Sri Lanka's cricket administrators are unlikely to impose their own separate sanctions upon Dinesh Chandimal, and remain adamant that there was no intent to tamper with the ball during the St Lucia Test earlier this month. This even though the ICC found Chandimal guilty of the offence.
Chandimal has already served a one-match ban for the tampering, and is likely to receive further punishment over a Spirit of Cricket charge due to the team's refusal to take the field for two hours on day three. Although sports minister Faiszer Mustapha, under whose oversight SLC is temporarily functioning, said he was "disturbed" by the team's decision to delay play, he suggested the ICC sanctions alone would be sufficient.

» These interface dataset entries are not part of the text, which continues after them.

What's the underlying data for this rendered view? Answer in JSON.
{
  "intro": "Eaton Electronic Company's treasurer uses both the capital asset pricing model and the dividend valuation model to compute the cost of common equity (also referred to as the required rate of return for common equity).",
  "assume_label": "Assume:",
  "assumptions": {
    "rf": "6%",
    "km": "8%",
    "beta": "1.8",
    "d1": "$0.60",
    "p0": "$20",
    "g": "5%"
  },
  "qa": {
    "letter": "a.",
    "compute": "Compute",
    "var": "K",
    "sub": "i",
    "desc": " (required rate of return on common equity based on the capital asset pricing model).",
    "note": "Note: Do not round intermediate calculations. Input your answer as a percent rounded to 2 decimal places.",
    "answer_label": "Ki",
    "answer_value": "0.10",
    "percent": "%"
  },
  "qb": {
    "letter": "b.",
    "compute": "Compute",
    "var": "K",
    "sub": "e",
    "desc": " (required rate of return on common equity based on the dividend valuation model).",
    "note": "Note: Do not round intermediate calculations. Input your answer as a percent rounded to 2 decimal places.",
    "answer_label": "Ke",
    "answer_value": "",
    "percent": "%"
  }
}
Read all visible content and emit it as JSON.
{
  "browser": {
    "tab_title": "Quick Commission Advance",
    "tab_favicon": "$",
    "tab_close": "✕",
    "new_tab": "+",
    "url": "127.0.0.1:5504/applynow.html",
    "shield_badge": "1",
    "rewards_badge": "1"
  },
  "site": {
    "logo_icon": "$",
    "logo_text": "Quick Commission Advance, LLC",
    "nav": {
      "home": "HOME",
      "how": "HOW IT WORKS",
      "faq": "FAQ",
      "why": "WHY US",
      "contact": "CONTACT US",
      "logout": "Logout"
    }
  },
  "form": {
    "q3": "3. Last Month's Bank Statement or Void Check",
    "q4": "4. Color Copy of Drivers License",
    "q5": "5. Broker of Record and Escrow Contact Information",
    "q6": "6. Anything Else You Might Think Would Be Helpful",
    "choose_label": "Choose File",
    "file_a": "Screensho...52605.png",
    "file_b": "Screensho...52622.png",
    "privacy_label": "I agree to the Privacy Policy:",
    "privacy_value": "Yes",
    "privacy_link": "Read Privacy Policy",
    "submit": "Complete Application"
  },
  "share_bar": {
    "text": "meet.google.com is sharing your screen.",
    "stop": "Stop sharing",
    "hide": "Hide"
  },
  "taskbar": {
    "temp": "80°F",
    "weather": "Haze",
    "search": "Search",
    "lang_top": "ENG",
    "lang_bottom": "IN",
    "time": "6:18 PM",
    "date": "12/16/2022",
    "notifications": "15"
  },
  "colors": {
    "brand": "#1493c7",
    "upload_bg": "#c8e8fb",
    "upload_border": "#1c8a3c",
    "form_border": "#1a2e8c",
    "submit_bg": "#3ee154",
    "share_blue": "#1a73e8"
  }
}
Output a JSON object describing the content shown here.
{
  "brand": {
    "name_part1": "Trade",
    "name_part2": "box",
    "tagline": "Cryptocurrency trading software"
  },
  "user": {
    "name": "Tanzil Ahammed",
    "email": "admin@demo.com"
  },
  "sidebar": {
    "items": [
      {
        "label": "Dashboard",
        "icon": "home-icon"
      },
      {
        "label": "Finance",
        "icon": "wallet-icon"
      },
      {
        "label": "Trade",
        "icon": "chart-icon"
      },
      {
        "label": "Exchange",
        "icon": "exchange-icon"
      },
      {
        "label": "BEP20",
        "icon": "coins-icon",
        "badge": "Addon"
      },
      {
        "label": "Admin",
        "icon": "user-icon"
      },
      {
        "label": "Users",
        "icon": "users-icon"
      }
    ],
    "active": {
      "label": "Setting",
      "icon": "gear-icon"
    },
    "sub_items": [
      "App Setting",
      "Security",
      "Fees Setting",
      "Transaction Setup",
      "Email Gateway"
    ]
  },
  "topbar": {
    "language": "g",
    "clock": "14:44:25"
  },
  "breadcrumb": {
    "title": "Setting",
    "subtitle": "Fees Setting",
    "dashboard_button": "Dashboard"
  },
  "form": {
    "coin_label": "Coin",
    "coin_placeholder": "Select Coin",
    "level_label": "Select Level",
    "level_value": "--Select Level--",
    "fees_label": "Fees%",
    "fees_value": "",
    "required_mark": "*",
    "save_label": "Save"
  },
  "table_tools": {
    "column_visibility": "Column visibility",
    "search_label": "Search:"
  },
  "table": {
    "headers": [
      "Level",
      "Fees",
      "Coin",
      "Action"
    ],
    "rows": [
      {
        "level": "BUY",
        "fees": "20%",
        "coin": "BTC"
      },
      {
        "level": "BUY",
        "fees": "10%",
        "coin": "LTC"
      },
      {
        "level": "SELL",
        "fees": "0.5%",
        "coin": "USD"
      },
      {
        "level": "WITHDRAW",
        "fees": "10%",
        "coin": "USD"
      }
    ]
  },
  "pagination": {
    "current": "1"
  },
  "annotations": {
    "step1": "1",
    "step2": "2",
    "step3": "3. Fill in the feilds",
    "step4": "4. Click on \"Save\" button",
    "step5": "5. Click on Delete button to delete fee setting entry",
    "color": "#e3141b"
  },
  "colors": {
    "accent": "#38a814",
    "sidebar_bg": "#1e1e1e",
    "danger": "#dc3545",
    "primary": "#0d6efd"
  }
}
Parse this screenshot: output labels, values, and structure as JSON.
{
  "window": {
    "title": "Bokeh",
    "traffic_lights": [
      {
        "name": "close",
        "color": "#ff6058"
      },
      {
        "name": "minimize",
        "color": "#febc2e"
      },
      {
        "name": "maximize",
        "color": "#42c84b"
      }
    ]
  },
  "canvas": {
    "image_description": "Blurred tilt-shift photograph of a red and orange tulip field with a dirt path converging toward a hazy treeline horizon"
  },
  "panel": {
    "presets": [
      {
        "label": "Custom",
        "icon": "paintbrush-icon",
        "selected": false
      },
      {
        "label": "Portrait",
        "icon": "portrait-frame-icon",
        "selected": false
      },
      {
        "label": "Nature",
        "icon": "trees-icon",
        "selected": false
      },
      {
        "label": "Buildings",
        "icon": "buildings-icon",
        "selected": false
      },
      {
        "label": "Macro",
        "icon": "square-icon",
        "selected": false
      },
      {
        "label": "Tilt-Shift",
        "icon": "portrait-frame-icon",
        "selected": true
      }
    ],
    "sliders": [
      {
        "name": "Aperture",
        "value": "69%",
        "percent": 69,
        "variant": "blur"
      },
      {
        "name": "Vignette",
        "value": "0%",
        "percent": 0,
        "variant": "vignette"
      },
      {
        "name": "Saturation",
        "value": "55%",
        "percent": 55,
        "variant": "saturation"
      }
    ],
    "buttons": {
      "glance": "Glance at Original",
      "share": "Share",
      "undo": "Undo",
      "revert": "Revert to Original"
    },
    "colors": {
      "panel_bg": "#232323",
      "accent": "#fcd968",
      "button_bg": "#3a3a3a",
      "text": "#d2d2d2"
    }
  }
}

"My aim was not to tamper, and that's why I appealed against the ICC. I know - and my team-mates know - that I didn't do anything wrong" Dinesh Chandimal
This is in contrast to Cricket Australia's banning of three players over the tampering incident that occurred in South Africa earlier this year. The circumstances here are different though. Not only is the Sri Lankan cricket establishment taking the view that there was no intent to tamper on Chandimal's part, there is also little public appetite for Chandimal to be banned for a long time. In fact, there is more public disappointment in the team's delaying of the game for two hours, than about the tampering itself. In any case, Chandimal is expected to resume leadership of the Sri Lanka Test side the moment his suspensions are served.
"Sri Lanka Cricket and the ministry of sports worked on the premise that Chandimal was innocent," Mustapha said. " As you know, when there is adjudication, we have to respect it. Chandimal had allegations made against him, and there was due process. There was a certain order. We appealed against it, and we respect the decision.
Speaking publicly for the first time since the incident occurred, Chandimal himself said there had been no intent to gain an unfair advantage. "My aim was not to tamper, and that's why I appealed against the ICC. I know - and my team-mates know - that I didn't do anything wrong. I can't control the fact that the ICC has imposed a punishment. So I have to accept that, and play when I next get the chance."
Chandimal had made the point during the hearings that he had a variety of edible substances - including nuts, but also cough lozenges - and he did not remember which of those he had put into his mouth when television cameras had caught the incident. He now faces the possibility of missing the two forthcoming Tests against South Africa due to the separate Spirit of Cricket charge, to which he, coach Chandika Hathrusingha and manager Asanka Gurusingha have all admitted.
The sports minister said the Sri Lanka team management had been wrong to hold up play in a Test match but was keen to point out mitigating factors. "I met the team and have told them that I am disturbed by the decision of them not going into the field," Mustapha said. "But because of the camaraderie in this team, and the love that everyone had for Chandimal, they acted emotionally. We also have to think of what kind of mental state they would have had on the field, if they had gone on at the time. They are also people, and a team is like a family.
"But we have to accept that they did was wrong. At no point can we suggest that they did the right thing there. So the case we will make [to the ICC] is that, yes we were emotional and we acted wrongly. But please also think about what kind of mentality we were in when you make the decision."
Among Sri Lanka's objections to the initial ball-tampering charge was that it was only conveyed to the team roughly ten minutes before the start of scheduled play on day three.